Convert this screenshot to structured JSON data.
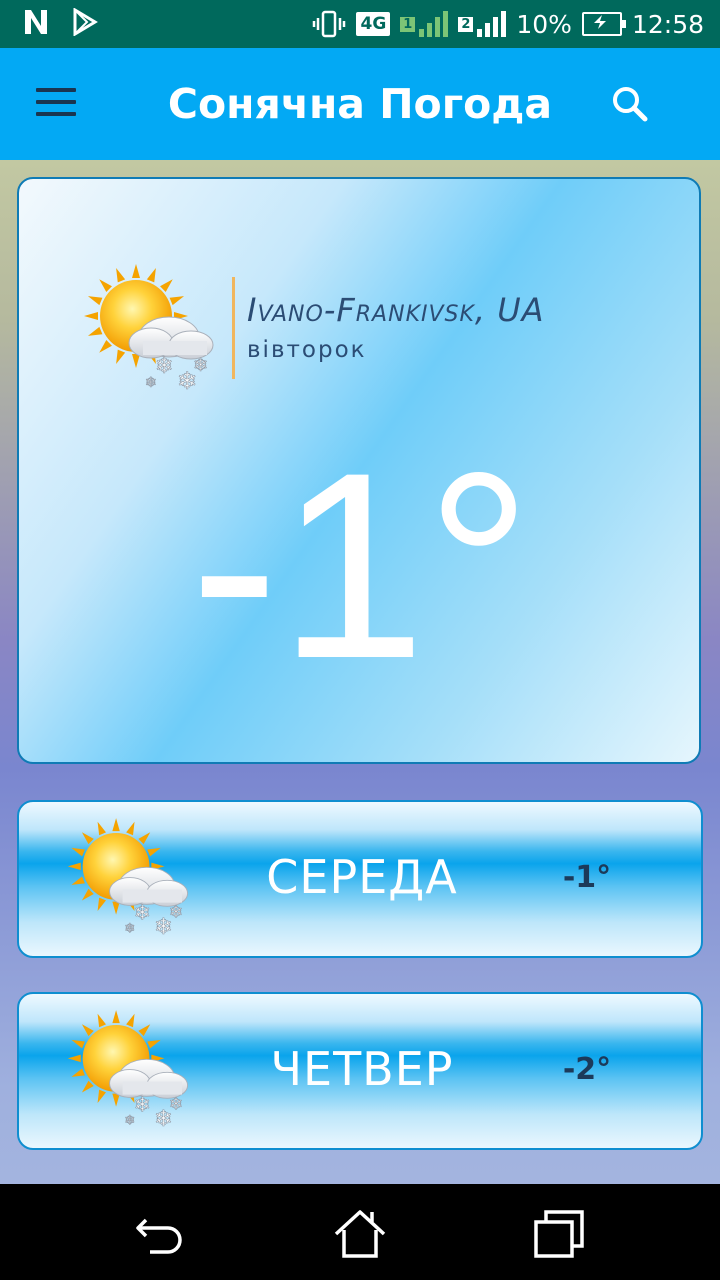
{
  "status_bar": {
    "time": "12:58",
    "battery": "10%",
    "network": "4G",
    "sim1": "1",
    "sim2": "2",
    "icons": [
      "n-notification-icon",
      "play-store-icon",
      "vibrate-icon",
      "signal-icon",
      "battery-charging-icon"
    ]
  },
  "app_bar": {
    "title": "Сонячна Погода",
    "menu_icon": "hamburger-menu-icon",
    "search_icon": "search-icon",
    "color": "#03a9f4"
  },
  "current": {
    "city": "Ivano-Frankivsk, UA",
    "weekday": "вівторок",
    "temperature": "-1°",
    "icon": "partly-cloudy-snow-icon"
  },
  "forecast": [
    {
      "day": "СЕРЕДА",
      "temp": "-1°",
      "icon": "partly-cloudy-snow-icon"
    },
    {
      "day": "ЧЕТВЕР",
      "temp": "-2°",
      "icon": "partly-cloudy-snow-icon"
    }
  ],
  "nav_bar": {
    "icons": [
      "back-icon",
      "home-icon",
      "recents-icon"
    ]
  }
}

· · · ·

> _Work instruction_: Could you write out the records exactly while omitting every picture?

> _Solution to this task_:
Convert this screenshot to structured JSON data.
{
  "status_bar": {
    "time": "12:58",
    "battery": "10%",
    "network": "4G",
    "sim1": "1",
    "sim2": "2",
    "icons": [
      "n-notification-icon",
      "play-store-icon",
      "vibrate-icon",
      "signal-icon",
      "battery-charging-icon"
    ]
  },
  "app_bar": {
    "title": "Сонячна Погода",
    "menu_icon": "hamburger-menu-icon",
    "search_icon": "search-icon",
    "color": "#03a9f4"
  },
  "current": {
    "city": "Ivano-Frankivsk, UA",
    "weekday": "вівторок",
    "temperature": "-1°",
    "icon": "partly-cloudy-snow-icon"
  },
  "forecast": [
    {
      "day": "СЕРЕДА",
      "temp": "-1°",
      "icon": "partly-cloudy-snow-icon"
    },
    {
      "day": "ЧЕТВЕР",
      "temp": "-2°",
      "icon": "partly-cloudy-snow-icon"
    }
  ],
  "nav_bar": {
    "icons": [
      "back-icon",
      "home-icon",
      "recents-icon"
    ]
  }
}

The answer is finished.